“We can inform you that no further official steps have been taken against any of the non-compliant Member States,” a European spokesman for Health and Food Safety told ThePigSite.
“All of them have communicated information to the Commission.
“The Commission services are closely monitoring the progress made by them and will take the steps necessary to achieve full compliance across the EU.
“However, further details of the relevant procedural requirements are related to the pending infringement investigations and their disclosure would undermine the protection of the purpose of those investigations as well as the necessary trust-based cooperation between the Member State and the Commission.”
The sow stall Directive 2008/120/EC lays down minimum standards for the protection of pigs.
The ban of individual sow stalls was decided in 2001 with the adoption of a specific Directive on the welfare of pigs.
A transitional period of 12 years was allowed to adapt to the new systems.
From 1 January 2013, sows were expected to be kept in groups rather than in individual stalls “during approximately the first two months and a half of their pregnancy”.
The ban on sow stalls was introduced in response to demand, in particular from EU citizens and consumers, to improve food quality and animal health.
Dr Zoe Davies from the National Pig Association in the UK, where the sow stall ban was put in place several years before the deadline in 2013 said that she was “not surprised but not happy” over a lack of action by the European Commission to ensure the ban is in place and that action is taken against non-compliant countries.
She said that infringement action can take several years and she indicated that she was not confident that tough action would be taken against those countries that are flouting the law.

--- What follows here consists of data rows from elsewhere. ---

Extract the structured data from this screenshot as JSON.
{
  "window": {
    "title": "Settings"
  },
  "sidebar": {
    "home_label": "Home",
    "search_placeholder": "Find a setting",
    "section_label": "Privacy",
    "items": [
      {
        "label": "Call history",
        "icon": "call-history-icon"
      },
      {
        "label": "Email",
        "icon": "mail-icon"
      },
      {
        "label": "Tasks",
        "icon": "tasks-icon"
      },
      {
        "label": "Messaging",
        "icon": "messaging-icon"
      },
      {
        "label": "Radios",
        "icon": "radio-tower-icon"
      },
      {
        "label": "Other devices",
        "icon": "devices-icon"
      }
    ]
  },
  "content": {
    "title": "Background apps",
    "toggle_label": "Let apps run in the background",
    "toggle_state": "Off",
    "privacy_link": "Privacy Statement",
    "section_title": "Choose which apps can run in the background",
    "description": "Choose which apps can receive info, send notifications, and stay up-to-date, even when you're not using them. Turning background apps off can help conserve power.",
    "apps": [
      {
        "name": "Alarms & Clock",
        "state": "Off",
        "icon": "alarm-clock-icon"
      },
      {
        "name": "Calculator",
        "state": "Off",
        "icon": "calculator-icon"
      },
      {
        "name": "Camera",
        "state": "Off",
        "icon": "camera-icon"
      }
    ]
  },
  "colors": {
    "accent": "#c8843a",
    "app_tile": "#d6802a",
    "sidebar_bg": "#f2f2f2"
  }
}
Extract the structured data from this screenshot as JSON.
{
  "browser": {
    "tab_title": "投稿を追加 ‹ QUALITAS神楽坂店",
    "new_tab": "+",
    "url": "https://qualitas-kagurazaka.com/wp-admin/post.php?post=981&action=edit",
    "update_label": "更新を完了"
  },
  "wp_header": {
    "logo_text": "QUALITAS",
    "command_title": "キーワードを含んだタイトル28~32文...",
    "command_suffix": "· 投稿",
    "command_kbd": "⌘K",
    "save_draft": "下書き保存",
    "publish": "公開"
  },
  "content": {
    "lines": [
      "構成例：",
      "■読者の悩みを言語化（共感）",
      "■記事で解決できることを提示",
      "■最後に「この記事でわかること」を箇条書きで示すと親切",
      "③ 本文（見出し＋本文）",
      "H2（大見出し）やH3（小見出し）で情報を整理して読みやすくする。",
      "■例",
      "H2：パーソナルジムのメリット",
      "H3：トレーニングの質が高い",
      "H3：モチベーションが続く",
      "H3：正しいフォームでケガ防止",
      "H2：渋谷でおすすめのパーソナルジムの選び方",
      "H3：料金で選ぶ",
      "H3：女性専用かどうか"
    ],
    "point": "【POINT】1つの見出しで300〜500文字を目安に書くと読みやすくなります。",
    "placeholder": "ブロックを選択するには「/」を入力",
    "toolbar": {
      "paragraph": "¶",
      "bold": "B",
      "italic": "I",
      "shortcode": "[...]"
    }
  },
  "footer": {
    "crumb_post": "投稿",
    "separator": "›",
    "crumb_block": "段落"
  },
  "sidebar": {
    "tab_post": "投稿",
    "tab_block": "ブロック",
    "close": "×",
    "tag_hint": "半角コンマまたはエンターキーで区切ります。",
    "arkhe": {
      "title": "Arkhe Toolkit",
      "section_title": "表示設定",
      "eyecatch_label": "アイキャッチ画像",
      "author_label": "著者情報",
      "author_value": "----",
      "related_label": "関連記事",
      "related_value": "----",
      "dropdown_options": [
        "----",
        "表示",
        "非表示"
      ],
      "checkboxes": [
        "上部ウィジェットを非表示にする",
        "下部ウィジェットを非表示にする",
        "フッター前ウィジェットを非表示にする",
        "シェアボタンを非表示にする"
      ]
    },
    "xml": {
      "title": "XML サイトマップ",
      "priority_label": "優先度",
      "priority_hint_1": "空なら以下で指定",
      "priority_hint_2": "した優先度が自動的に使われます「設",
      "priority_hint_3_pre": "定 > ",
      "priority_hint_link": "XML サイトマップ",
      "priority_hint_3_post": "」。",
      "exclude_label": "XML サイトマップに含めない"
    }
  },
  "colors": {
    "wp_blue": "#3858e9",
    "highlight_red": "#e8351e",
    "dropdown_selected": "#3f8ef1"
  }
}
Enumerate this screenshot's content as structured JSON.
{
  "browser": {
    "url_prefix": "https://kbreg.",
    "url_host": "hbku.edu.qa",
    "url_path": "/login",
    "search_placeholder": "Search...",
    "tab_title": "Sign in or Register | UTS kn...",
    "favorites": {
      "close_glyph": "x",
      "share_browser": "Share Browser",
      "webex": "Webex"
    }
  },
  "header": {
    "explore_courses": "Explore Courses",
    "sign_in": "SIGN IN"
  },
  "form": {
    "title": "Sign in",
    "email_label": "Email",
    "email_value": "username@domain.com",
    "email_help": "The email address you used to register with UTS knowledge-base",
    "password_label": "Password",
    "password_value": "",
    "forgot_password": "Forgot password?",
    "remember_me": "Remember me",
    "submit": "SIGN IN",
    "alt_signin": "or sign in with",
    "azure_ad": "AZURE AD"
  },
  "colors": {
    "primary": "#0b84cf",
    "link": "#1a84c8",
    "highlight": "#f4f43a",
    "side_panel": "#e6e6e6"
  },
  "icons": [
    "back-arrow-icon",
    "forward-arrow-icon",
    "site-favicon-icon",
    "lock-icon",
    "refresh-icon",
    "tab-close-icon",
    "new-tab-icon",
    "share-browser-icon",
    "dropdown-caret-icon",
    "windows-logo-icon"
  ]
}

She said that in the UK, the pig industry called on the retailers and processors directly to ensure that pig meat was sourced from production systems that did not use sow stalls.